DeMaster can sometimes be seen transporting one of the family's 35 llamas in her minivan as she takes them to nursing homes, schools, or parades. The DeMasters sell baby llamas, called cria, as pets or breeding stock, but the bulk of their income comes from shearing the llamas to make yarn from the fiber. What began as a kids' project has blossomed into a business that includes a yarn shop and spinning-and-weaving school.

"Since we were involved in dairy and livestock, it was an added value to the farm," DeMaster says. "We feel that it's really enhanced everything on our property."

When he needed to finance his seminary education, Mike Smith, of Jack-A-Roo's Bennett's Wallabies in Swansea, Ill., began raising wallabies. "Raising and selling the animals paid for my doctorate work," Smith says. "Then it paid for vacations and little extras along the way."

"Fifteen years ago, I was raising ferrets just for fun and enjoyed them," Smith says. "We were struggling and needed some extra income. We live in goat country, and someone had included a pallet of wallabies from New Zealand along with a shipment of goats. I wanted them but I couldn't afford them, so I asked a friend if he wanted to go into the wallaby business. He said yes, and I've been making money and having fun with it ever since."

For David Lombard, owner of birdfarm.com, exotic pets have been more than just a sideline business. Eleven years ago, he lost his job as a sales manager and decided to go into business for himself. At the time, he had two small birds, and he saw how people who buy birds also buy plenty of toys and accessories for their pets. He started selling birds and bird accessories through his website, then opened a retail store in Boardman, Ohio, three years later. He sells bird food and cages, as well as more unusual products such as bird diapers with a patented "poop-pouch" and a hands-free vest-style carrier which lets pet owners bring their small-bird wherever they go.

"At first it was really scary," Lombard says. "I had no retail business experience myself so I surrounded myself with the best people I could find."

"Before I started the business, I used the last of my savings to fly down to Florida and learn as much as I could from breeder friends," he says. "I knew if I was going to do this, and make a living at it, I had to learn from the people I was going to do business with."

His business has expanded quickly, outgrowing three retail spaces in the past seven years. He recently sold the Boardman-based retail store and plans to continue selling online and open additional stores in Las Vegas and Myrtle Beach, S.C. "Since a lot of my business is not local -- of 100 birds, only 35 stay in the area -- I can do it from anywhere," Lombard says.

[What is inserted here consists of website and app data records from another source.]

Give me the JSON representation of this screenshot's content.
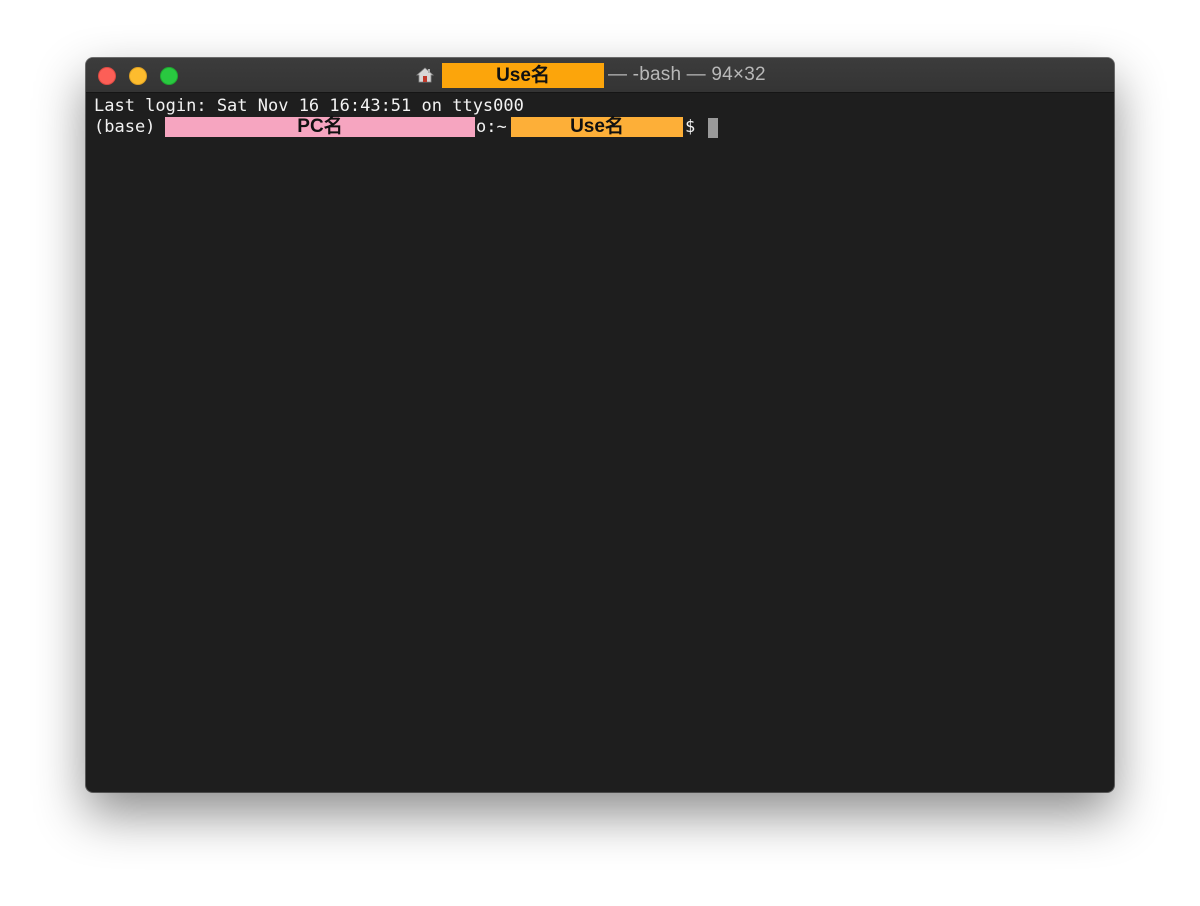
{
  "window": {
    "title_user": "Use名",
    "title_rest": "— -bash — 94×32",
    "title_icon": "home-folder-icon",
    "traffic_lights": {
      "close_color": "#fc5f57",
      "minimize_color": "#fdbc2e",
      "maximize_color": "#29c840"
    }
  },
  "terminal": {
    "line1": "Last login: Sat Nov 16 16:43:51 on ttys000",
    "prompt_env": "(base)",
    "pc_name_redaction": "PC名",
    "prompt_sep": "o:~",
    "user_name_redaction": "Use名",
    "prompt_symbol": "$",
    "background_color": "#1e1e1e",
    "text_color": "#f2f2f2",
    "redaction_colors": {
      "title_user": "#fca50b",
      "pc_name": "#f6a5c0",
      "user_name": "#fdaf38"
    }
  }
}
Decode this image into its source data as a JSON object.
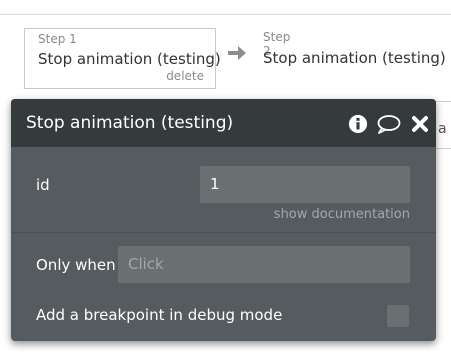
{
  "workflow": {
    "steps": [
      {
        "label": "Step 1",
        "title": "Stop animation (testing)",
        "delete_label": "delete"
      },
      {
        "label": "Step 2",
        "title": "Stop animation (testing)"
      }
    ],
    "offscreen_text": "a"
  },
  "panel": {
    "title": "Stop animation (testing)",
    "icons": [
      "info-icon",
      "comment-icon",
      "close-icon"
    ],
    "fields": {
      "id": {
        "label": "id",
        "value": "1"
      },
      "show_documentation": "show documentation",
      "only_when": {
        "label": "Only when",
        "placeholder": "Click"
      },
      "breakpoint": {
        "label": "Add a breakpoint in debug mode",
        "checked": false
      }
    }
  },
  "colors": {
    "panel_header_bg": "#353b3d",
    "panel_body_bg": "#555b5e",
    "input_bg": "#6a6f72",
    "step_border": "#c9c9c9"
  }
}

Like Lombard, Ken Korecky, president of Exotic Nutrition, saw an opportunity in the exotic-pet accessories and food market. At the age of 17, Korecky convinced his father to invest in the pet store where his son worked. Father and son became partners and ran the store for 20 years. Korecky then entered the sales department of a wholesale pet supplier.

"When I recognized a need for 'species specific' products for the exotic pets many of the stores sold, I began formulating, manufacturing, and packaging products for the exotic-pet trade," Korecky says. "I originally marketed the products to the 100-plus stores the company I worked for serviced. When my business grew, and the product line was in full demand, I left the company to run my business full-time."

Exotic Nutrition originally only sold its food and other exotic-pet accessories wholesale to pet stores, but in 2001, Korecky decided to offer the products directly to the retail market. "Once we designed the website and marketed our products via the Internet, our business grew," he says. "Cash flow enabled us to then broaden our wholesale marketing campaigns."

Exotic Nutrition is growing about 20 percent a year, and Korecky expects the opportunities in the exotic-pet industry will continue to expand, if for no other reason than by law of the jungle. "A pet owner that purchases a pair of animals will sometimes end up with five or six animals after a few years," he says. "Then they sell the offspring, which in turn creates more hungry mouths to feed -- and more customers that require our products."